This time, the president is deriding his Attorney General for his performance during his confirmation hearings, and then tying that to his recusal from the Russia investigation. I want you to listen to this portion of this interview, the president saying, quote, "I'm so sad over Jeff Sessions because he came to me. He was the first senator that endorsed me and he wanted to be Attorney General, and I didn't see it. And then he went through the nominating process and he did very poorly.

I mean, he was mixed up and confused. And people that work for him, you know, a long time in the Senate were not nice to him, but he was giving very confusing answers, answers that should have been easily answered, and that was a rough time for him."

Again, the president then saying that perhaps that difficult confirmation process was part of the reason that Sessions ultimately recused himself from the Russia probe. We should point out the president also says that one of his closest allies on hard -- on his hard line immigration stance is making him unhappy at the border.

That's a new criticism from President Trump towards Jeff Sessions. He was also asked about Session's future. As you know, Poppy and Jim, he's been attacking Jeff Sessions for more than a year now, he has yet to fire him. When he was asked, the president said we'll see what happens.

Though, it's clear it would be an uphill battle for this White House to confirm a new Attorney General because Jeff Sessions is still well respected and often defended by those on Capitol Hill -- Jim and Poppy.

SCIUTTO: Yes, next question is does he want to fire him or does he want Jeff Sessions to leave on his own? Boris Sanchez at the White House, thanks --

HARLOW: Yes --

SCIUTTO: Very much. Also this morning, intelligence officials are working to redact the sensitive material about the ongoing Russia investigation that President Trump has demanded be declassified. Sara Murray is in Washington. So another conflict here, I suppose you could say, between the intelligence agencies and the White House on this.

SARA MURRAY, CNN POLITICAL CORRESPONDENT: Well, certainly some tension. Remember, the president, you know, issued a statement saying he wanted to see a number of these documents declassified, documents related to the FISA application for Carter Page, text messages between Peter Strzok and Lisa Page and text messages from James Comey related to the Russia investigation as well as documents related to Bruce Ohr who is Justice Department official, communicated with Christopher Steele, you know, who assembled this dossier.
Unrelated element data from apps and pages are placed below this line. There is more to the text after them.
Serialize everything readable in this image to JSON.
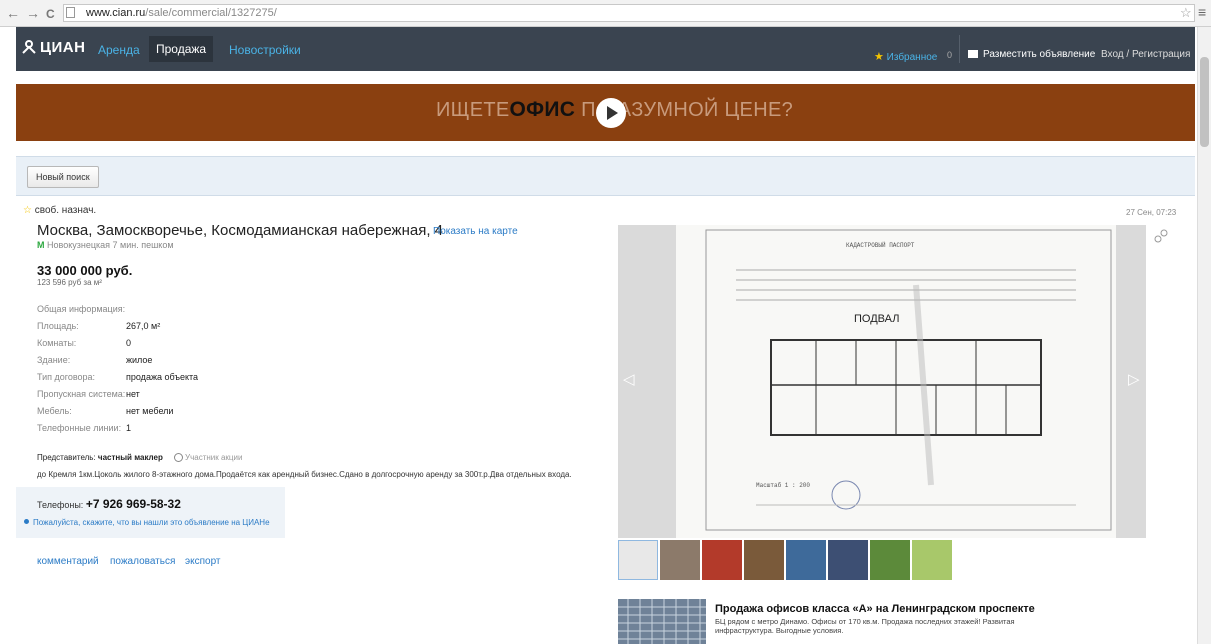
{
  "browser": {
    "back": "←",
    "forward": "→",
    "reload": "C",
    "url_domain": "www.cian.ru",
    "url_path": "/sale/commercial/1327275/",
    "star": "☆",
    "menu": "≡"
  },
  "header": {
    "logo": "ЦИАН",
    "nav": [
      "Аренда",
      "Продажа",
      "Новостройки"
    ],
    "favorites": "Избранное",
    "favorites_count": "0",
    "post_ad": "Разместить объявление",
    "login": "Вход / Регистрация"
  },
  "banner": {
    "pre": "ИЩЕТЕ",
    "bold": "ОФИС",
    "mid": " П",
    "post": "АЗУМНОЙ ЦЕНЕ?"
  },
  "search": {
    "new_search": "Новый поиск"
  },
  "listing": {
    "type": "своб. назнач.",
    "date": "27 Сен, 07:23",
    "address": "Москва, Замоскворечье, Космодамианская набережная, 4",
    "map_link": "Показать на карте",
    "metro_letter": "М",
    "metro": "Новокузнецкая 7 мин. пешком",
    "price": "33 000 000 руб.",
    "price_per_m2": "123 596 руб за м²",
    "info_header": "Общая информация:",
    "rows": [
      {
        "k": "Площадь:",
        "v": "267,0 м²"
      },
      {
        "k": "Комнаты:",
        "v": "0"
      },
      {
        "k": "Здание:",
        "v": "жилое"
      },
      {
        "k": "Тип договора:",
        "v": "продажа объекта"
      },
      {
        "k": "Пропускная система:",
        "v": "нет"
      },
      {
        "k": "Мебель:",
        "v": "нет мебели"
      },
      {
        "k": "Телефонные линии:",
        "v": "1"
      }
    ],
    "agent_label": "Представитель: ",
    "agent_value": "частный маклер",
    "promo": "Участник акции",
    "description": "до Кремля 1км.Цоколь жилого 8-этажного дома.Продаётся как арендный бизнес.Сдано в долгосрочную аренду за 300т.р.Два отдельных входа.",
    "phone_label": "Телефоны: ",
    "phone": "+7 926 969-58-32",
    "phone_note": "Пожалуйста, скажите, что вы нашли это объявление на ЦИАНе",
    "links": [
      "комментарий",
      "пожаловаться",
      "экспорт"
    ]
  },
  "gallery": {
    "doc_title": "ПОДВАЛ",
    "doc_header": "КАДАСТРОВЫЙ ПАСПОРТ",
    "scale": "Масштаб 1 : 200",
    "thumb_colors": [
      "#e8e8e8",
      "#8c7a6a",
      "#b33a2a",
      "#7a5a3a",
      "#3e6a9a",
      "#3d4f73",
      "#5c8a3a",
      "#a8c86a"
    ]
  },
  "ad": {
    "title": "Продажа офисов класса «А» на Ленинградском проспекте",
    "desc": "БЦ рядом с метро Динамо. Офисы от 170 кв.м. Продажа последних этажей! Развитая инфраструктура. Выгодные условия."
  }
}
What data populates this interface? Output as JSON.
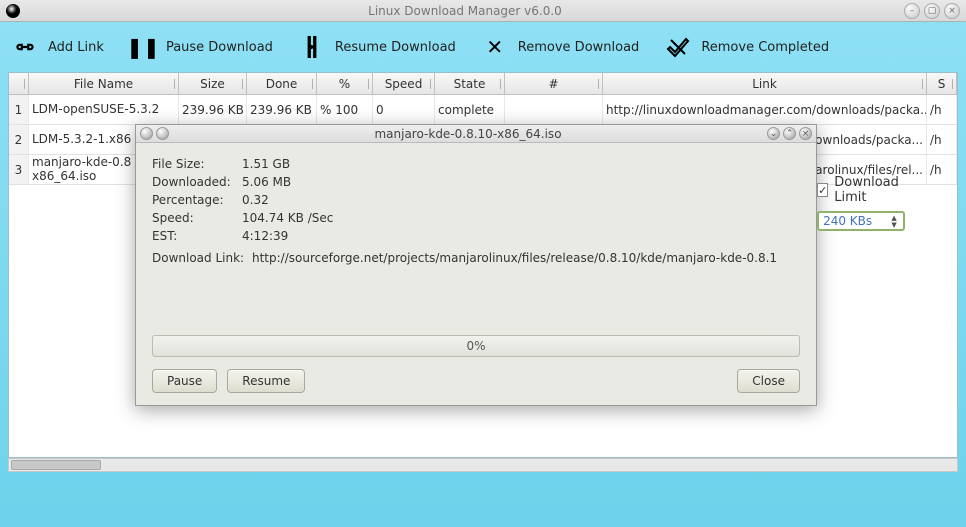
{
  "main_window": {
    "title": "Linux Download Manager v6.0.0"
  },
  "toolbar": {
    "add_link": "Add Link",
    "pause": "Pause Download",
    "resume": "Resume Download",
    "remove": "Remove Download",
    "remove_completed": "Remove Completed"
  },
  "columns": {
    "filename": "File Name",
    "size": "Size",
    "done": "Done",
    "percent": "%",
    "speed": "Speed",
    "state": "State",
    "num": "#",
    "link": "Link",
    "s": "S"
  },
  "rows": [
    {
      "idx": "1",
      "filename": "LDM-openSUSE-5.3.2",
      "size": "239.96 KB",
      "done": "239.96 KB",
      "percent": "% 100",
      "speed": "0",
      "state": "complete",
      "num": "",
      "link": "http://linuxdownloadmanager.com/downloads/packa...",
      "s": "/h"
    },
    {
      "idx": "2",
      "filename": "LDM-5.3.2-1.x86",
      "size": "",
      "done": "",
      "percent": "",
      "speed": "",
      "state": "",
      "num": "",
      "link": "downloads/packa...",
      "s": "/h"
    },
    {
      "idx": "3",
      "filename": "manjaro-kde-0.8 x86_64.iso",
      "size": "",
      "done": "",
      "percent": "",
      "speed": "",
      "state": "",
      "num": "",
      "link": "njarolinux/files/rel...",
      "s": "/h"
    }
  ],
  "dialog": {
    "title": "manjaro-kde-0.8.10-x86_64.iso",
    "labels": {
      "file_size": "File Size:",
      "downloaded": "Downloaded:",
      "percentage": "Percentage:",
      "speed": "Speed:",
      "est": "EST:",
      "download_link": "Download Link:",
      "download_limit": "Download Limit"
    },
    "values": {
      "file_size": "1.51 GB",
      "downloaded": "5.06 MB",
      "percentage": "0.32",
      "speed": "104.74 KB /Sec",
      "est": "4:12:39",
      "download_link": "http://sourceforge.net/projects/manjarolinux/files/release/0.8.10/kde/manjaro-kde-0.8.1",
      "limit_value": "240 KBs"
    },
    "progress_text": "0%",
    "buttons": {
      "pause": "Pause",
      "resume": "Resume",
      "close": "Close"
    }
  }
}
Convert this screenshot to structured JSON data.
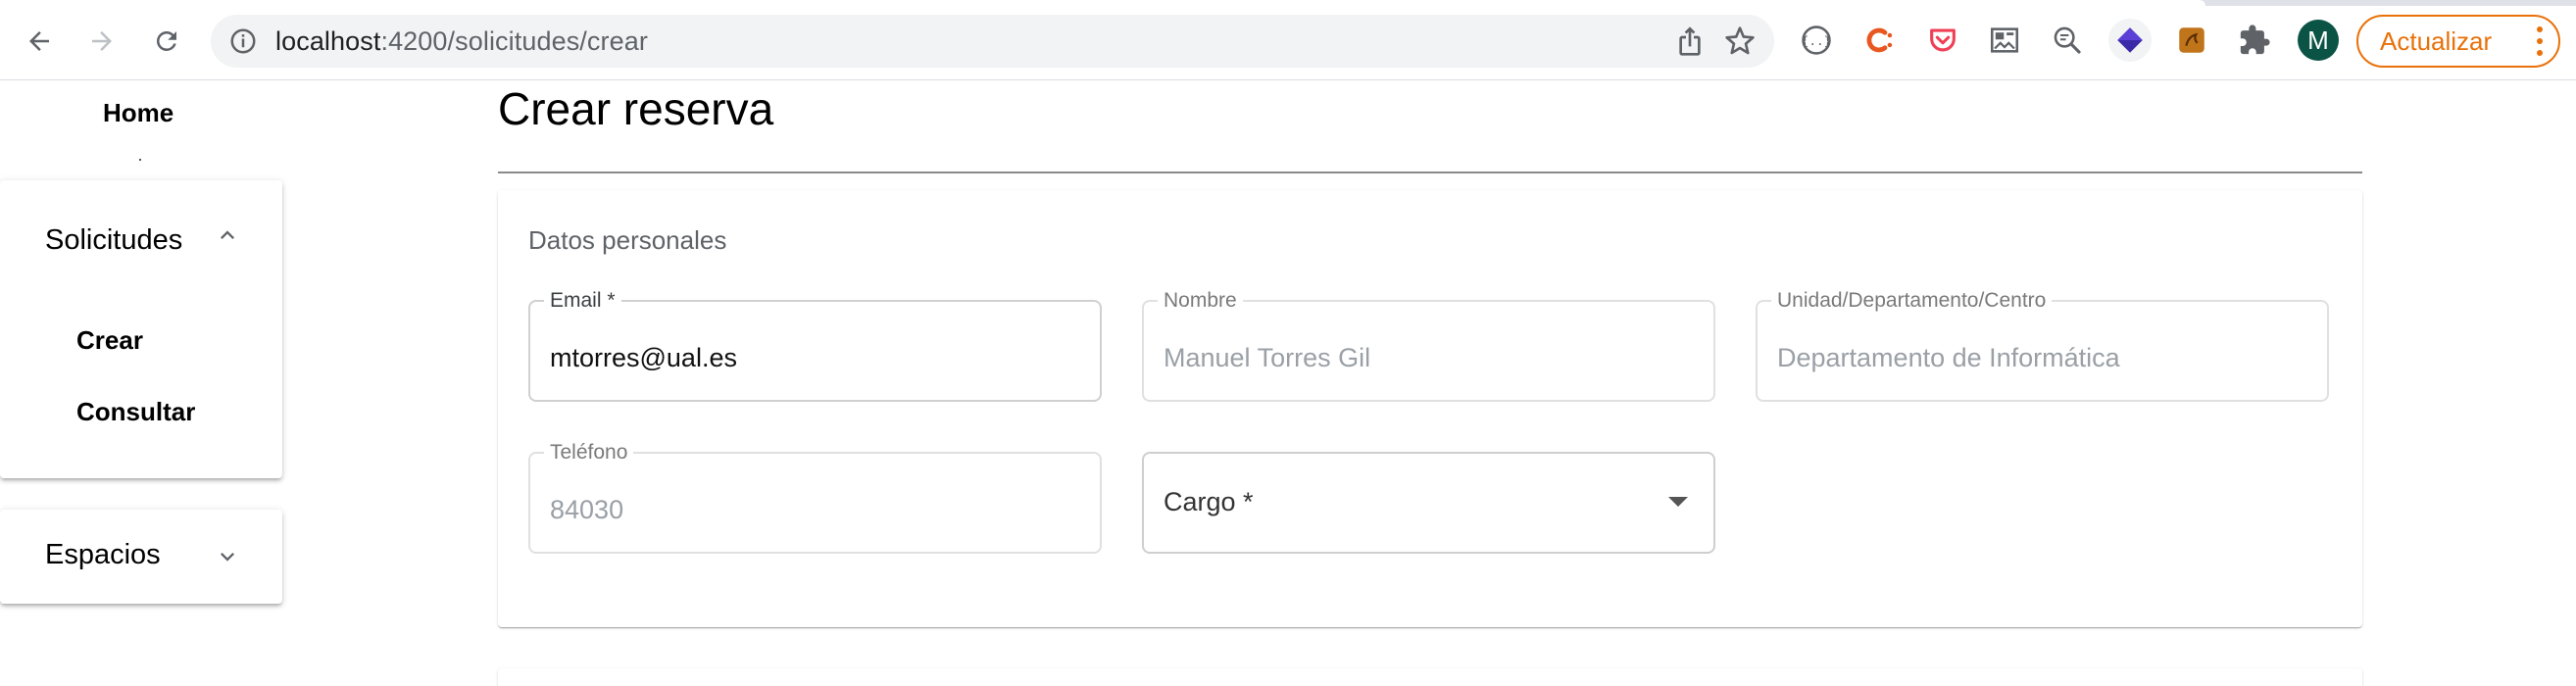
{
  "browser": {
    "url_host": "localhost",
    "url_path": ":4200/solicitudes/crear",
    "profile_initial": "M",
    "update_label": "Actualizar",
    "extensions": [
      "code-braces-icon",
      "clockify-icon",
      "pocket-icon",
      "gallery-icon",
      "zoom-text-icon",
      "diamond-icon",
      "amber-icon",
      "puzzle-icon"
    ],
    "accent_color": "#e8710a",
    "profile_color": "#0b5345"
  },
  "sidebar": {
    "home_label": "Home",
    "solicitudes": {
      "title": "Solicitudes",
      "expanded": true,
      "items": [
        {
          "label": "Crear"
        },
        {
          "label": "Consultar"
        }
      ]
    },
    "espacios": {
      "title": "Espacios",
      "expanded": false
    }
  },
  "main": {
    "title": "Crear reserva",
    "section_title": "Datos personales",
    "fields": {
      "email": {
        "label": "Email *",
        "value": "mtorres@ual.es"
      },
      "nombre": {
        "label": "Nombre",
        "value": "Manuel Torres Gil"
      },
      "unidad": {
        "label": "Unidad/Departamento/Centro",
        "value": "Departamento de Informática"
      },
      "telefono": {
        "label": "Teléfono",
        "value": "84030"
      },
      "cargo": {
        "label": "Cargo *"
      }
    }
  }
}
So what's happening now is just because the president has put out a statement and said, this is what I want does not mean all of these documents automatically come out, publicly declassified. What we're going through now is this process where the Justice Department and the FBI are working with the Office of the Director of National Intelligence.

And for some of these documents that have already been made public in part, they're going back and giving -- and going over, you know, versions of it that would have slightly fewer redactions for these documents we haven't seen publicly, and they're going to provide redacted versions to the Office of the White House Counsel.

And from there, there could be more back and forth. The president could say, OK, this is sufficient for me, release these or he could say I want more redactions, and then they could go back and sort of haggle back and forth a little bit.

But I think the important thing to note is this a sort of normal process that you would go through when a president orders something to be declassified like this and it doesn't just happen automatically, Jim.

SCIUTTO: Sara Murray, thanks very much. We do know the president is speaking on the White House lawn, and we're going bring those comments as soon as we have them in just a few moments.

HARLOW: And before that, a quick check of the markets this morning as they get set to open in just a few minutes. Futures pointing higher for the most and part of the S&P down just slightly. Of course, all the focus on trade tension between the U.S. and China, we'll keep a close eye on the opening bell.